The King’s Avatar started airing about a month ago and the Chinese anime is already making quite a big splash in the anime community. A post on the Yaraon Blog recently got viral in the Japanese community with people being super impressed with the quality of animation from a studio that is not based in Japan.

In fact, it looks better than most of the stuff that’s currently coming out of Japanese studios.


"Trending in Japan" May 17, 2017

The attention to environmental detail and polish in each episode is very, VERY atypical for TV genre anime.

Even with the best studios, most if not all Japanese anime have to cut some corners and keep under budget while balancing the overal visual fidelity, either through “dropping frames” in the character animations, less attention to detail in the backgrounds, or repeated crowd animations (even though there is strong, dissenting opinions if that is actually the case).

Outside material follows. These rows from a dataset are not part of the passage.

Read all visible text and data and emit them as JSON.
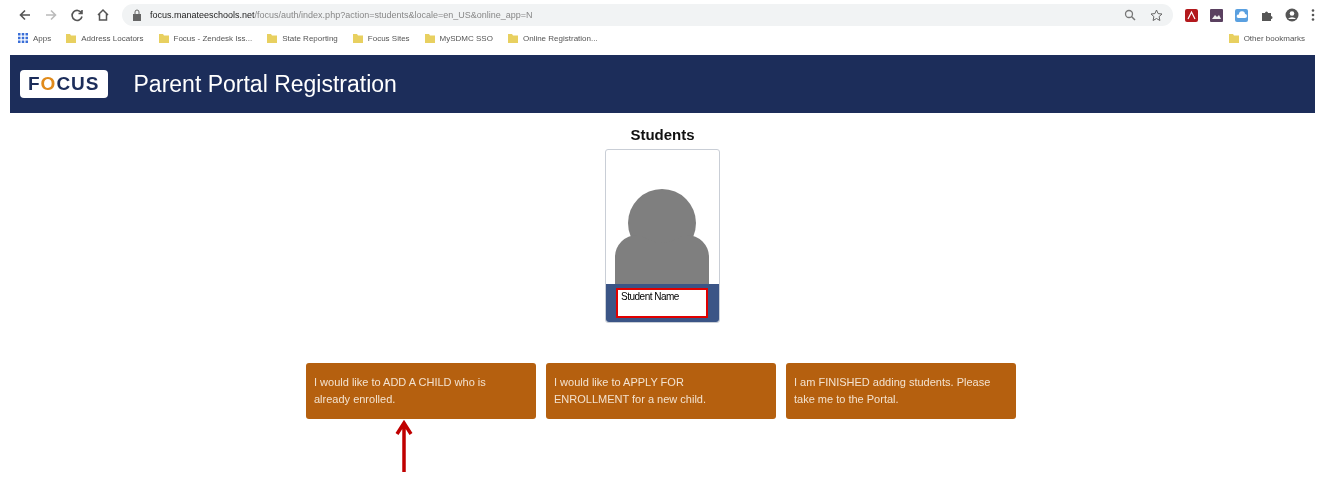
{
  "browser": {
    "url_host": "focus.manateeschools.net",
    "url_path": "/focus/auth/index.php?action=students&locale=en_US&online_app=N",
    "bookmarks": [
      {
        "label": "Apps",
        "kind": "apps"
      },
      {
        "label": "Address Locators",
        "kind": "folder"
      },
      {
        "label": "Focus - Zendesk Iss...",
        "kind": "folder"
      },
      {
        "label": "State Reporting",
        "kind": "folder"
      },
      {
        "label": "Focus Sites",
        "kind": "folder"
      },
      {
        "label": "MySDMC SSO",
        "kind": "folder"
      },
      {
        "label": "Online Registration...",
        "kind": "folder"
      }
    ],
    "other_bookmarks": "Other bookmarks"
  },
  "header": {
    "logo": "FOCUS",
    "title": "Parent Portal Registration"
  },
  "students": {
    "heading": "Students",
    "cards": [
      {
        "name": "Student Name",
        "highlighted": true
      }
    ]
  },
  "actions": [
    {
      "label": "I would like to ADD A CHILD who is already enrolled.",
      "pointed": true
    },
    {
      "label": "I would like to APPLY FOR ENROLLMENT for a new child.",
      "pointed": false
    },
    {
      "label": "I am FINISHED adding students. Please take me to the Portal.",
      "pointed": false
    }
  ]
}
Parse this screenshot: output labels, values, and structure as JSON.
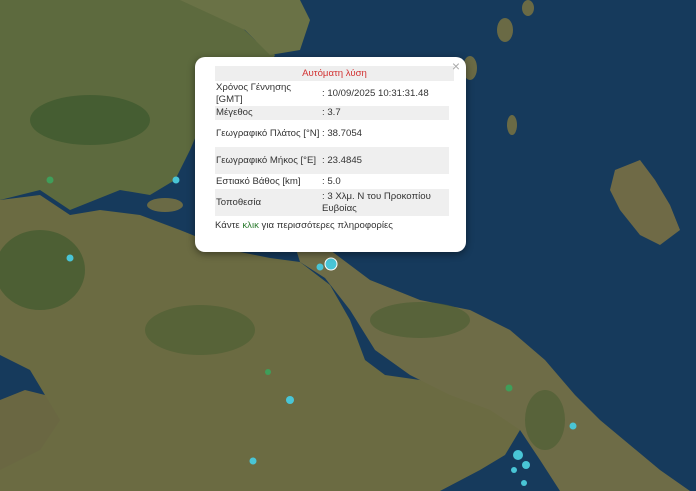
{
  "popup": {
    "title": "Αυτόματη λύση",
    "close_label": "×",
    "rows": [
      {
        "key": "Χρόνος Γέννησης [GMT]",
        "value": ": 10/09/2025 10:31:31.48"
      },
      {
        "key": "Μέγεθος",
        "value": ": 3.7"
      },
      {
        "key": "Γεωγραφικό Πλάτος [°N]",
        "value": ": 38.7054"
      },
      {
        "key": "Γεωγραφικό Μήκος [°E]",
        "value": ": 23.4845"
      },
      {
        "key": "Εστιακό Βάθος [km]",
        "value": ": 5.0"
      },
      {
        "key": "Τοποθεσία",
        "value": ": 3 Χλμ. Ν του Προκοπίου Ευβοίας"
      }
    ],
    "more_prefix": "Κάντε ",
    "more_link": "κλικ",
    "more_suffix": " για περισσότερες πληροφορίες"
  },
  "map": {
    "colors": {
      "sea": "#163a5c",
      "land": "#5a6a3c",
      "forest": "#3f5a2e",
      "quake_marker": "#49c5d6",
      "old_quake_marker": "#3f9e5a"
    }
  }
}
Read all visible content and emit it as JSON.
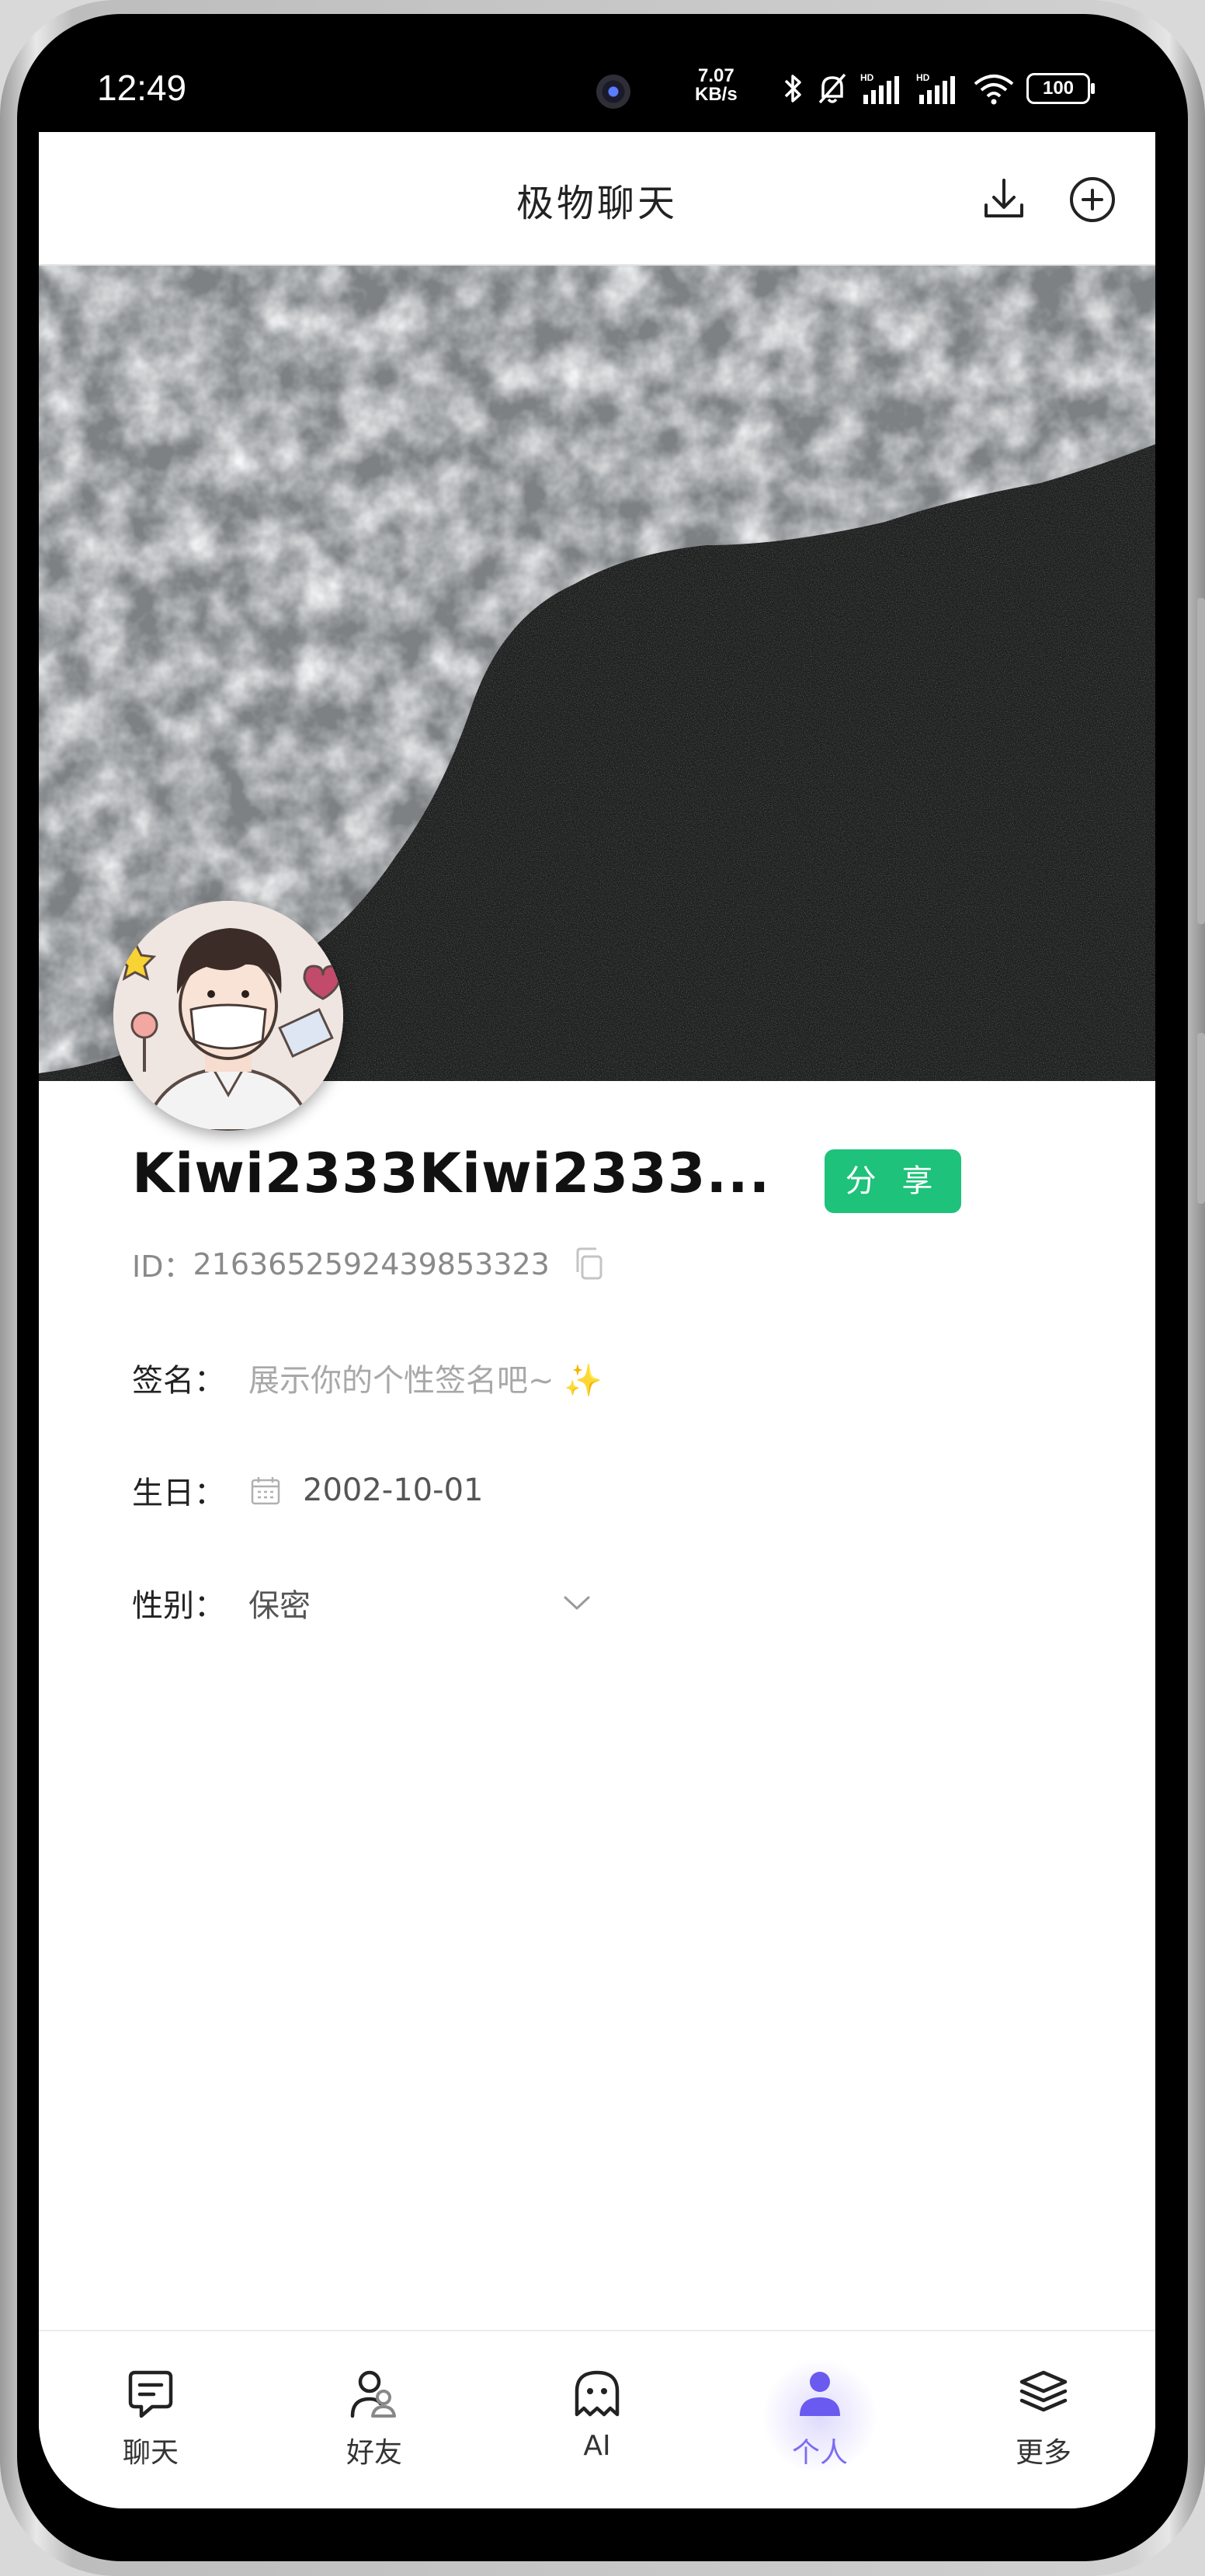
{
  "status_bar": {
    "time": "12:49",
    "net_speed_value": "7.07",
    "net_speed_unit": "KB/s",
    "battery": "100"
  },
  "header": {
    "title": "极物聊天"
  },
  "profile": {
    "name": "Kiwi2333Kiwi2333...",
    "share_label": "分 享",
    "id_label": "ID：",
    "id_value": "2163652592439853323",
    "signature_label": "签名：",
    "signature_placeholder": "展示你的个性签名吧~ ✨",
    "birthday_label": "生日：",
    "birthday_value": "2002-10-01",
    "gender_label": "性别：",
    "gender_value": "保密"
  },
  "tabs": [
    {
      "label": "聊天",
      "icon": "chat-icon"
    },
    {
      "label": "好友",
      "icon": "friends-icon"
    },
    {
      "label": "AI",
      "icon": "ghost-icon"
    },
    {
      "label": "个人",
      "icon": "person-icon",
      "active": true
    },
    {
      "label": "更多",
      "icon": "layers-icon"
    }
  ],
  "colors": {
    "accent": "#7c6cf2",
    "share_button": "#1ec27a"
  }
}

I believe that there are a couple of factors on why China has recently been upping their quality bar on their anime.

  • More younger Chinese are watching anime and wanting to have a career in that industry. It is similar to when American or Korean MMO’s such as World of Warcraft or Black Desert Online became hugely popular in Mainland China and inspired Chinese artists and programmers to work in the video game industry.
  • It is possible the Chinese government see the animation industry as an opportunity to GDP growth in the global creative content market in conjunction with exporting the “China brand” so they are taking the opportunity to pour money into the industry to kickstart the rise in more quality studios which put out better animated tv shows than in the past.

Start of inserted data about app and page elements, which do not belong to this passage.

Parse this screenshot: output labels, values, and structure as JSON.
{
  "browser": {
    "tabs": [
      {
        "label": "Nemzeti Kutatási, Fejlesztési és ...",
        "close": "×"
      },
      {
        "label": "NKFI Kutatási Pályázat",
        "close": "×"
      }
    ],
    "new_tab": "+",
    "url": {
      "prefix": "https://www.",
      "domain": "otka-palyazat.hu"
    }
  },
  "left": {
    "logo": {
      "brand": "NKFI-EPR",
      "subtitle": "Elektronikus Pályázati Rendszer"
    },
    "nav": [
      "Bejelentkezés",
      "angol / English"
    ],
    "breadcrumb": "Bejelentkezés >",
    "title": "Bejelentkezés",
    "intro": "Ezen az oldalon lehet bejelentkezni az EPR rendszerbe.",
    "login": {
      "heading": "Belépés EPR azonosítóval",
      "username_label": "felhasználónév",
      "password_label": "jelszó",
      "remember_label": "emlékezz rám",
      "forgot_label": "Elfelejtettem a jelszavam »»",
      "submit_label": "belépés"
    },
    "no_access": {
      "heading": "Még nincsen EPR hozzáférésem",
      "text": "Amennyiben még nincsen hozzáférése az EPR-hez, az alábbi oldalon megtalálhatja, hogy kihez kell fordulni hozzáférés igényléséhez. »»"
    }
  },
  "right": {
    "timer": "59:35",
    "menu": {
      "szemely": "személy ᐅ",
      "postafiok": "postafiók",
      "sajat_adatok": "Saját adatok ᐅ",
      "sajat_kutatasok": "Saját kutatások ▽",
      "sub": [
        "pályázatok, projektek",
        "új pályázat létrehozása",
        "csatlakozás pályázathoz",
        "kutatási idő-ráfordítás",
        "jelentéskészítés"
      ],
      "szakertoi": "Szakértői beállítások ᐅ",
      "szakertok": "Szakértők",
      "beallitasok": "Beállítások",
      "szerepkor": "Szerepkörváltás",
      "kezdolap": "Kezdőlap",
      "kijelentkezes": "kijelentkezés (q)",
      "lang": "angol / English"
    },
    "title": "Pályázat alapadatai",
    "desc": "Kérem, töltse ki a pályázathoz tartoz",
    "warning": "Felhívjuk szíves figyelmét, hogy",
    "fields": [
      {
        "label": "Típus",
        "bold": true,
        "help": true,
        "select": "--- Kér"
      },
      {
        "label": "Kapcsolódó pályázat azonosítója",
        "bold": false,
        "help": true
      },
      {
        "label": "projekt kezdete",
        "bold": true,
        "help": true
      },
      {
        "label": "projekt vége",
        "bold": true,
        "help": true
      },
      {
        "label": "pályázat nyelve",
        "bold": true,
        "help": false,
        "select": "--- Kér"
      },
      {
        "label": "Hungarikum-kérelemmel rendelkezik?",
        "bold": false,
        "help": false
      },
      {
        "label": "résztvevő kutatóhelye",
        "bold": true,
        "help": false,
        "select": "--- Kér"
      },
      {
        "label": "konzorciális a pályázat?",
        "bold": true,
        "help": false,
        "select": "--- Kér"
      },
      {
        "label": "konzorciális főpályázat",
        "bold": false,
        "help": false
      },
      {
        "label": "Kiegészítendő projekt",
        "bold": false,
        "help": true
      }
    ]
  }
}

Some screenshots of The King’s Avatar below:

A different kind of anime fight choreography

As other commentators have said around anime newgroups and Reddit, the action scenes in The King’s Avatar seriesare actually really good but also on the whole, exaggerated.

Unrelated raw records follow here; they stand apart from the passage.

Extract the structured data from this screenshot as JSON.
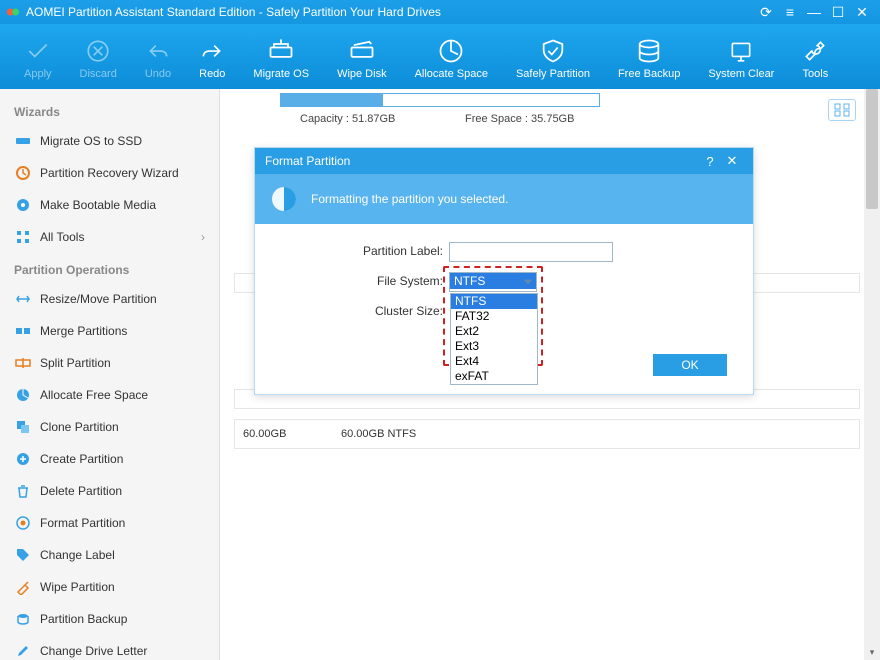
{
  "window": {
    "title": "AOMEI Partition Assistant Standard Edition - Safely Partition Your Hard Drives"
  },
  "toolbar": [
    {
      "label": "Apply",
      "disabled": true
    },
    {
      "label": "Discard",
      "disabled": true
    },
    {
      "label": "Undo",
      "disabled": true
    },
    {
      "label": "Redo"
    },
    {
      "label": "Migrate OS"
    },
    {
      "label": "Wipe Disk"
    },
    {
      "label": "Allocate Space"
    },
    {
      "label": "Safely Partition"
    },
    {
      "label": "Free Backup"
    },
    {
      "label": "System Clear"
    },
    {
      "label": "Tools"
    }
  ],
  "sidebar": {
    "wizards_header": "Wizards",
    "wizards": [
      {
        "label": "Migrate OS to SSD"
      },
      {
        "label": "Partition Recovery Wizard"
      },
      {
        "label": "Make Bootable Media"
      },
      {
        "label": "All Tools",
        "chevron": true
      }
    ],
    "ops_header": "Partition Operations",
    "ops": [
      {
        "label": "Resize/Move Partition"
      },
      {
        "label": "Merge Partitions"
      },
      {
        "label": "Split Partition"
      },
      {
        "label": "Allocate Free Space"
      },
      {
        "label": "Clone Partition"
      },
      {
        "label": "Create Partition"
      },
      {
        "label": "Delete Partition"
      },
      {
        "label": "Format Partition"
      },
      {
        "label": "Change Label"
      },
      {
        "label": "Wipe Partition"
      },
      {
        "label": "Partition Backup"
      },
      {
        "label": "Change Drive Letter"
      }
    ]
  },
  "main": {
    "capacity_label": "Capacity : 51.87GB",
    "free_label": "Free Space : 35.75GB",
    "row_size": "60.00GB",
    "row_desc": "60.00GB NTFS"
  },
  "dialog": {
    "title": "Format Partition",
    "banner": "Formatting the partition you selected.",
    "label_partition": "Partition Label:",
    "label_fs": "File System:",
    "label_cluster": "Cluster Size:",
    "partition_value": "",
    "fs_selected": "NTFS",
    "fs_options": [
      "NTFS",
      "FAT32",
      "Ext2",
      "Ext3",
      "Ext4",
      "exFAT"
    ],
    "ok": "OK"
  }
}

I do think the studio is trying to carve out something that is their own style which will play better to Chinese audiences: more frentic, colorful, much more fluid with promenent fx trails or action lines. Something seperate from typical Japanese anime fighting scenes.

Some animated gifs of fight scenes below:

If The King’s Avatar is any indication, it looks like China is getting more serious and starting to really step up with more and more quality anime that can compete with the Japanese industry head-to-head.

From what I’ve seen, there are plenty of Chinese manga and light novels that could be adapted to anime so they will have plenty of Chinese-based content to work with.

I’m really excited that other countries besides Japan are getting into anime-style animation (see also the US dipping their toes into the field with Netflix and the recent Castlevania 4-part series)

Hopefully, the Chinese anime industry entry into the industry really pans out to become a global phenomoen like their competitor across the China sea.

TencentVideo – Episode One of Quan Zhi Gao Shou (via Youtube)

Reddit Sub-ground The King’s Avatar – Manga and Anime (Reddit)

Tokyosaurus Channel “Trending in Japan” (Youtube)